By CASIDY HOUGH
Capital News Service
LANSING — A rapidly spreading invasive species may soon be on its way to Michigan.
The Department of Agriculture and Rural Development (MDARD) is asking state resident to keep an eye out for the spotted lanternfly.
“The spotted lanternfly is an insect that has the potential to seriously affect Michigan’s agriculture and natural resources,” said Jennifer Holton, the department’s communications director.
The bug is native to Asia and arrived in Pennsylvania in 2014. It can damage or kill more than 70 types of crops and plants including grapes, apples, hops and hardwood trees.
“It has not been detected in Michigan yet and we certainly don’t want it here,” Holton said. “But early identification is critical to being able to have containment and eradication of any invasive species.”
The adult insect is about an inch long with brown wings covered in black dots. Opened wings reveal a black and yellow body and bright red hind wings. Its eggs resemble patches of old chewing gum.

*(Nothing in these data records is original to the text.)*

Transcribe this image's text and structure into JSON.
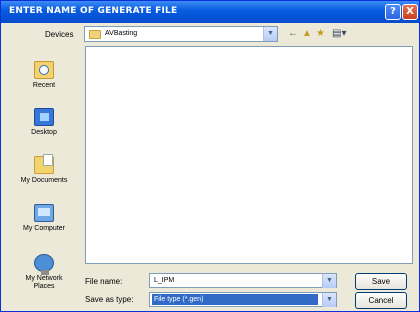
{
  "window": {
    "title": "ENTER NAME OF GENERATE FILE",
    "help_label": "?",
    "close_label": "X"
  },
  "lookin": {
    "label": "Devices",
    "value": "AVBasting"
  },
  "toolbar": {
    "back_label": "←",
    "up_label": "▲",
    "newfolder_label": "★",
    "views_label": "▤▾"
  },
  "places": [
    {
      "label": "Recent",
      "icon": "recent-documents-icon"
    },
    {
      "label": "Desktop",
      "icon": "desktop-icon"
    },
    {
      "label": "My Documents",
      "icon": "my-documents-icon"
    },
    {
      "label": "My Computer",
      "icon": "my-computer-icon"
    },
    {
      "label": "My Network Places",
      "icon": "network-places-icon"
    }
  ],
  "filename": {
    "label": "File name:",
    "value": "L_IPM"
  },
  "filetype": {
    "label": "Save as type:",
    "value": "File type (*.gen)"
  },
  "buttons": {
    "save": "Save",
    "cancel": "Cancel"
  },
  "colors": {
    "titlebar": "#0a5ee0",
    "selection": "#316ac5",
    "window_bg": "#ece9d8"
  }
}
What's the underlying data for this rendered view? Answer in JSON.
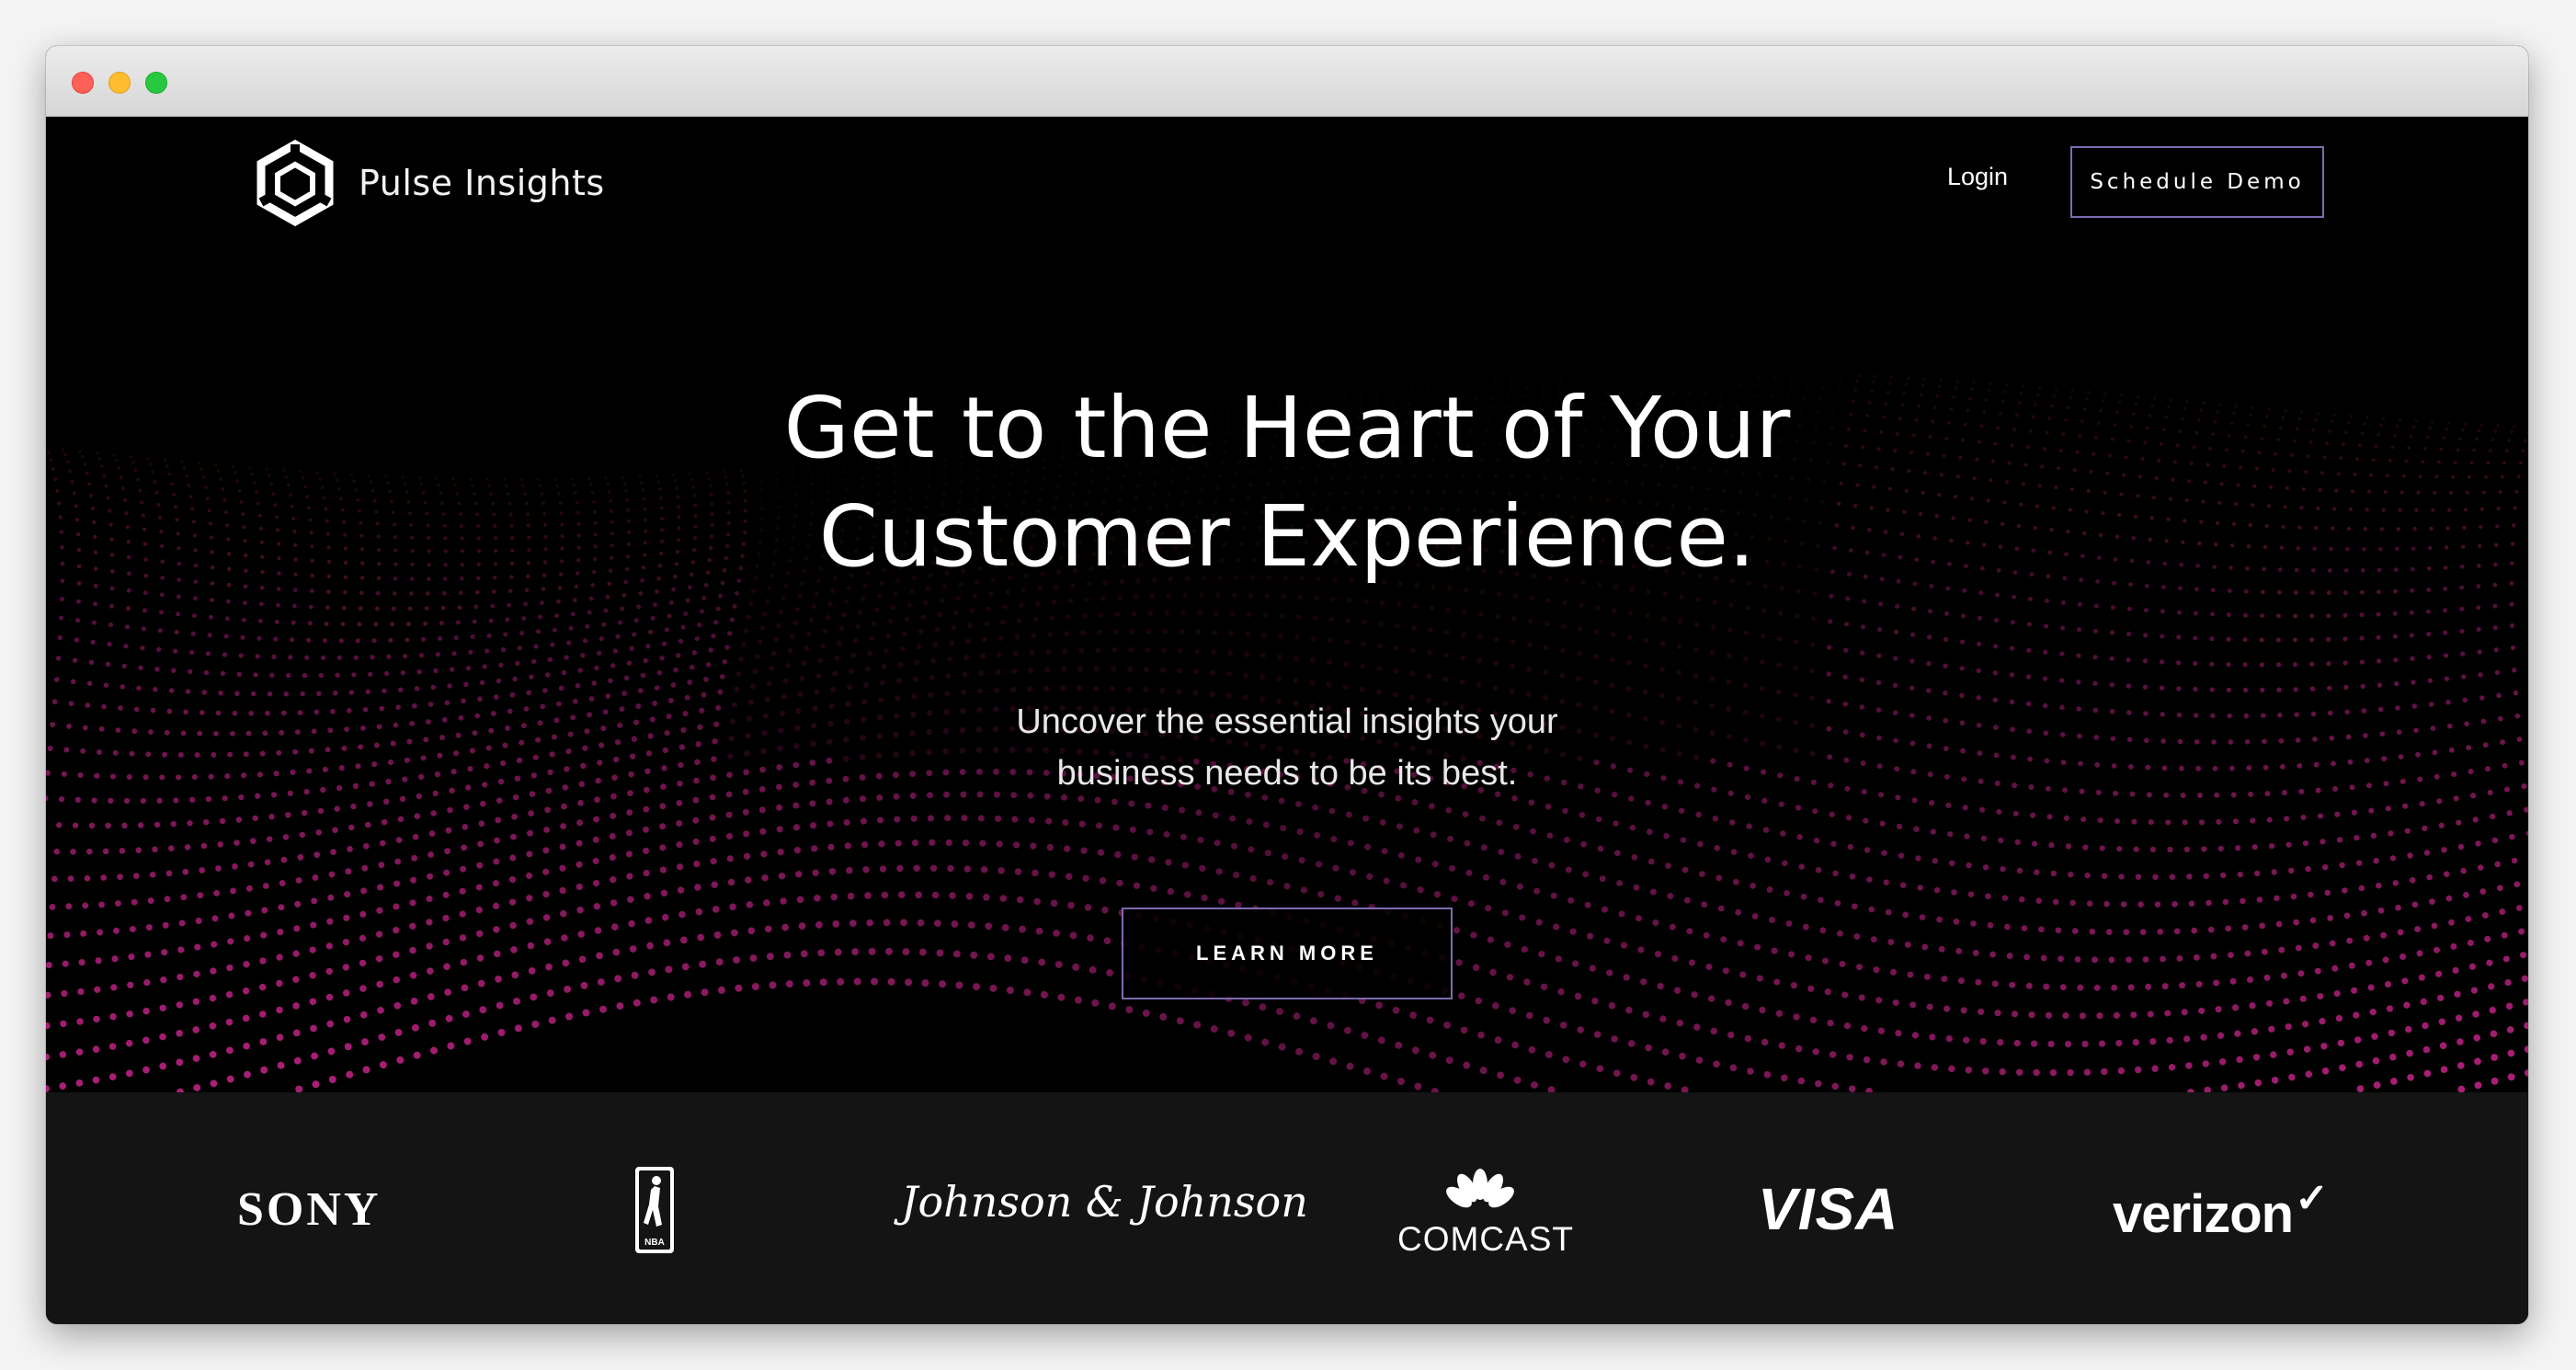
{
  "nav": {
    "brand": "Pulse Insights",
    "login_label": "Login",
    "demo_label": "Schedule Demo"
  },
  "hero": {
    "headline_line1": "Get to the Heart of Your",
    "headline_line2": "Customer Experience.",
    "sub_line1": "Uncover the essential insights your",
    "sub_line2": "business needs to be its best.",
    "cta_label": "LEARN MORE"
  },
  "clients": {
    "sony": "SONY",
    "nba": "NBA",
    "jnj": "Johnson & Johnson",
    "comcast": "COMCAST",
    "visa": "VISA",
    "verizon": "verizon",
    "verizon_check": "✓"
  },
  "colors": {
    "hero_bg": "#000000",
    "dot_color": "#b0207a",
    "button_border": "#7d6bb0",
    "client_bar_bg": "#141414"
  },
  "icons": {
    "logo": "hexagon-logo-icon",
    "window_controls": [
      "close-button",
      "minimize-button",
      "zoom-button"
    ]
  }
}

The spotted lanternfly attacks by sucking sap out of plants and leaving behind a sugar-rich, sticky liquid called honeydew, which results in a black mold that can kill the plant. Honeydew also attracts other pests, such as hornets and ants, which can complicate crop harvests.
The grape industry is in the most danger, according to fruit and pest expert Mark Longstroth of Michigan State University Extension. He said Pennsylvania, where the bug was first sighted in the U.S., the fly has killed grape vines.
“The grapes are weakened going into the winter, and then they don’t survive,” he said.
Although most crops will likely be unharmed by the bug, fruits are in danger, Longstroth explained. He said he expects the lanternfly to show up in Michigan eventually.
“Whether or not it will become a pest is another question entirely,” he said. “But it will probably migrate into fruit plantings, especially grapes.”
Spotted lanternflies don’t fly far, but they lay eggs everywhere. The Department of Natural Resources asks travelers to check cars, trailers, firewood and outdoor equipment for signs of the bug before leaving an area.
Cassidy Hough reports for Interlochen Public Radio and Great Lakes Echo.